[en] Development of a dust removal system using static electricity has been conducted. It is envisioned that the system can collect and transport dust under vacuum. In the system, the dust is charged by dielectric polarization and floated by an electrostatic attraction force that is generated by the DC electric field. The dust is then transported by the electric curtain formed by the three-phase AC electric field. Experimental investigation has been conducted to examine the characteristics of the system. Current research results indicate that the dust removal system using static electricity can be used for fusion experimental reactors
[en] Tests to collect and transport metallic and non-metallic dust particles have been conducted using static electricity in a vacuum environment to investigate the applicability of a static electricity dust removal system for fusion experimental reactors. The dust particles are charged by electrostatic induction, floated and collected due to the Coulomb force generated by the AC electric field. They are then transported due to the gradient force induced by the electric curtain of the non-uniform travelling-wave electric field. Using a fully insulated electrode with a single-phase AC voltage up to 15 kV, aluminum and carbon dust were successfully collected. The highest collection rates for the aluminum and carbon dust were around 30 and 2 g/min, respectively. The linear-type electrodes, using as high as 22 kV of the three-phase AC voltage, transported aluminum dust up to an angle of 60deg. Applying a guide electrode to the linear-type electrode, the transportation rate was approximately doubled and almost constant at every angle, including a 90deg angle. The system transported aluminum dust up to the rate of 13 g/min. The influence of the 0.15 T magnetic field on the dust collection and transportation efficiencies was found to be negligible. (author)

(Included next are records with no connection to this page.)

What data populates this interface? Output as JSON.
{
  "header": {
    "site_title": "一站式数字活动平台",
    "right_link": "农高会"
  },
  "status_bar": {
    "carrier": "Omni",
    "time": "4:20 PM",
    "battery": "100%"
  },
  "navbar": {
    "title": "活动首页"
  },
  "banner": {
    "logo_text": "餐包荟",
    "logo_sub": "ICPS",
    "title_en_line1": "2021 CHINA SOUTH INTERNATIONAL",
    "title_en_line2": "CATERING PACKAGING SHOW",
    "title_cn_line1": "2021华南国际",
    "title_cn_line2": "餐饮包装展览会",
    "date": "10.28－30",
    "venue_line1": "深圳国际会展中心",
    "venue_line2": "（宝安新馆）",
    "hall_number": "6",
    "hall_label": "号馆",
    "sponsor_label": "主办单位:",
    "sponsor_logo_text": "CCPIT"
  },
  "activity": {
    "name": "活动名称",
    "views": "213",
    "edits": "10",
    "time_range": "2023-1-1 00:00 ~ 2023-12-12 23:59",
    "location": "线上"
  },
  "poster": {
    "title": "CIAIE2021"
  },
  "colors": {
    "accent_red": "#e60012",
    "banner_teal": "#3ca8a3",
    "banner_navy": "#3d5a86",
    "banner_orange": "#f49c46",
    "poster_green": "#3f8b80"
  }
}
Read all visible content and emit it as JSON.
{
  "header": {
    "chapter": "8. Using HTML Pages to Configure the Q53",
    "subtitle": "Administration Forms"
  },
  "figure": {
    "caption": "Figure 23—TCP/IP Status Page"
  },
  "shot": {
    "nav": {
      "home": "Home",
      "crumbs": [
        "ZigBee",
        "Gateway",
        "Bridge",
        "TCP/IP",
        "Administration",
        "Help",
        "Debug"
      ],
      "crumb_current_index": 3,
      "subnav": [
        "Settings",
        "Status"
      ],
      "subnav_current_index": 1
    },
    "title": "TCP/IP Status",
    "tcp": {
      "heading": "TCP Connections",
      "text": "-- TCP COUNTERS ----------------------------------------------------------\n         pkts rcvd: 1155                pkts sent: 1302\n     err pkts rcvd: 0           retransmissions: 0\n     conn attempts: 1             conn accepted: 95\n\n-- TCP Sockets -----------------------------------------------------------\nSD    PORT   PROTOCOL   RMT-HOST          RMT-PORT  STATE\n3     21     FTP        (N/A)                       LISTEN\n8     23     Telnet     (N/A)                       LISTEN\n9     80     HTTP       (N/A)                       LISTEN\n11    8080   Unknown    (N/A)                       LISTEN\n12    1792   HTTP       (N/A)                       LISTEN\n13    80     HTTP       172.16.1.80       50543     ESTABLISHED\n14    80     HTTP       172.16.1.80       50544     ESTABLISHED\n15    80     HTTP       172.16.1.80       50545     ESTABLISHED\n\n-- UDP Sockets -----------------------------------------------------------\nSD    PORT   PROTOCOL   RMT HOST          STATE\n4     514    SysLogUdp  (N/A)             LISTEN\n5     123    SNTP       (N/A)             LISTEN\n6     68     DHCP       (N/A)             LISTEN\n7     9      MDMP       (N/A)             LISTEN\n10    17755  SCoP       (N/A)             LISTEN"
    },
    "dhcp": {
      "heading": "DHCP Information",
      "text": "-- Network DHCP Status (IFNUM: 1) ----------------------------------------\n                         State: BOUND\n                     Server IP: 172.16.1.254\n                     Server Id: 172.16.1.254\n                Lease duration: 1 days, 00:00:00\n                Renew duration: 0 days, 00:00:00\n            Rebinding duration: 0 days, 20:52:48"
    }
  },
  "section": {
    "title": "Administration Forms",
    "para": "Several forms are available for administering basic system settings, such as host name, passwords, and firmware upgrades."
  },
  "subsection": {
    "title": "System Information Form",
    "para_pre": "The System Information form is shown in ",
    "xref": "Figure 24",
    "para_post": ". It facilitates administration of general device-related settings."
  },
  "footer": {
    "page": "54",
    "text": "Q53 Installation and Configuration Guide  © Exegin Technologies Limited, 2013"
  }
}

[en] Energy development in the Bakken and Three Forks formations of the USA has led to an increase in fugitive dust from unpaved roads. A dust abatement alternative that has been considered in this region is oil-well produced waters. The objectives of this study were to compare dust loading at sites abated with produced water to non-abated control sites and to determine if the elemental constituents in released dust are different compared to control roads. Three previously untreated unpaved roads were selected, and passive dust collectors were placed at 10, 20, 40, and 60 m from the road on the downwind side of the dominant prevailing wind in each mile section. Eighty-four days post-application, two sections treated with produced waters failed to reduce dust when compared to the controls. Dust elemental changes were found on two of the three roads. Elements that were found to have differences included Mo, Mn, Fe, As, Au, and Hg. Overall results indicated that oil-well produced water is not effective at controlling road dust. Results of this study are important to road managers who are contemplating the usage of produced waters to reduce dusts from unpaved roads.